Deborah Madison (NM)
Chef and writer Deborah Madison is one of Chefs Collaborative’s founding Members. Our founders acknowledged their leadership in the celebration of food, and they recognized the impact of food choices on our collective personal health, on the vitality of cultures and on the integrity of the global environment.
Everyone who loves to cook has a copy of Deborah Madison’s 1997 mega-bestseller “Vegetarian Cooking for Everyone” (and the more recently updated “New Vegetarian Cooking for Everyone”) in their cookbook library. She turbo-charged the vegetarian movement while expanding every food lovers’ understanding of the deliciousness of plant-based dishes. And Deborah was there at the start of Chefs Collaborative.
“When I came home from the very first Chefs Collaborative meeting in Hawaii, I was pretty excited,” she recalls. “This was the first chefs group that cared about locally grown food.” A cook at Chez Panisse for two years before opening San Francisco’s Greens Restaurant in 1979, Deborah offered a farm-driven menu with produce from the restaurant’s own nearby farm, Green Gulch. She later opened Café Escalera in Santa Fe with Chez Panisse chef, David Tanis.
By the first Chefs Collaborative meeting in Hawaii, Deborah had left restaurants to be a writer and food activist, managing Santa Fe’s local farmers market and working on local food issues. Eager to start a Chefs Collaborative chapter in Santa Fe, she tried to bring the local chefs together for a meeting. But hardly any chefs came. They were too busy. “Promoting a sustainable local food system was such a new idea then,” she says with a laugh. “I did manage, eventually, to create an event that connected Santa Fe chefs with local farmers.
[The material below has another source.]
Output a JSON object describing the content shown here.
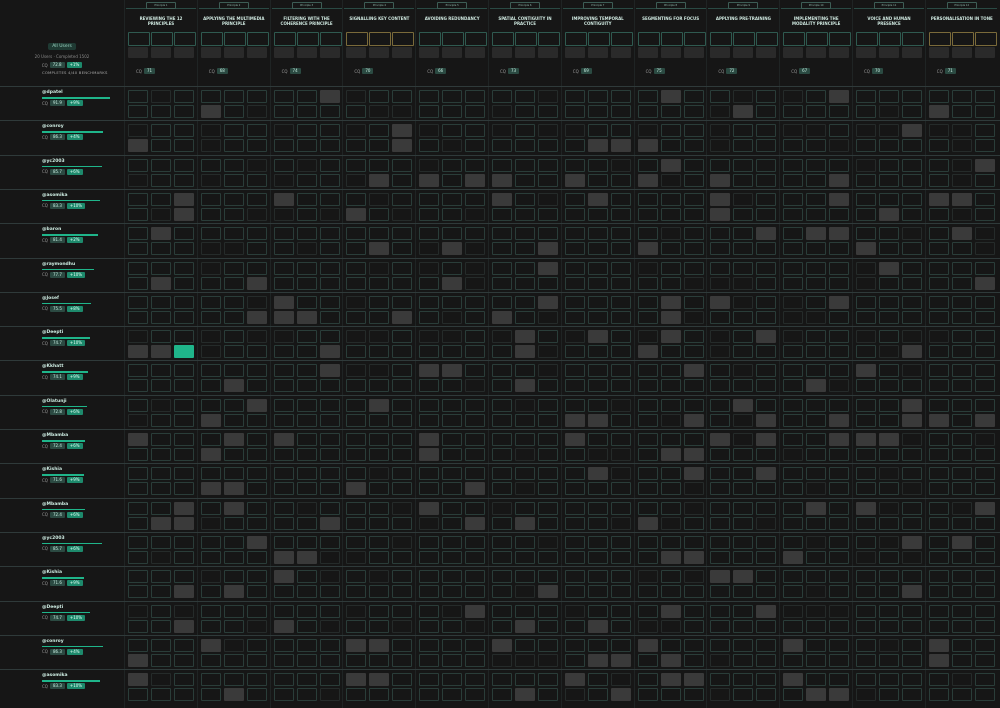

Both groups work long hours at opposite ends of the day, so it wasn’t easy. But when they came together, they had so much in common. They clicked.”
One of the few chefs who were involved in the early Chefs Collaborative was Lynn Walters, who had The Natural Café in Santa Fe at that time. She also worked with our school cafeterias and their cooks. Her theory was that if children understood good, healthy food, they’d want more of it. And she was right. Her program ‘Cooking with Kids’ is still going strong after 23 years. “It’s not specifically about teaching kids to cook but about engaging the whole community in good, healthy food. If someone’s father is good at making pasta, he’ll show the kids how to make it.”
Chefs Collaborative continues to do great work in New Mexico. “The other night I went to a Meat Matters dinner in Albuquerque co-hosted by Stephanie Cameron, co-publisher of Edible New Mexico. It was such a good program, so much valuable information. I don’t eat a lot of meat, but I am on the board of the Southwest Grass-fed Livestock Alliance and appreciate that we need animals to manage rangeland properly. These ranchers are working very hard to put water back on the land and to bring back native grasses.
“What’s up with me? After attending Grain School in Colorado last January, I’ve been experimenting with ancient grains and sourdough bread baking. I’m milling my own grains and I just planted a plot of Turkey Red and another of Sonoran White. A group of us are doing this and hope to see some good alternative grains become available locally.”
Deborah’s most recent cookbook, “In My Kitchen,” which came out in 2017, is her 14th and last cookbook. “My interests now lay with issues of biodiversity, seasonal and local eating, farmers markets, small and mid-scale farming, farmers and ranchers, gardens and gardeners.”
She’s stayed involved with Slow Food and served on the board of the Seed Savers Exchange and was a co-director of the Monte del Sol Edible Kitchen Garden in Santa Fe, New Mexico, and presently mentors a young woman in cooking from that school.
“Chefs Collaborative’s mission still resonates loud and clear!” she says.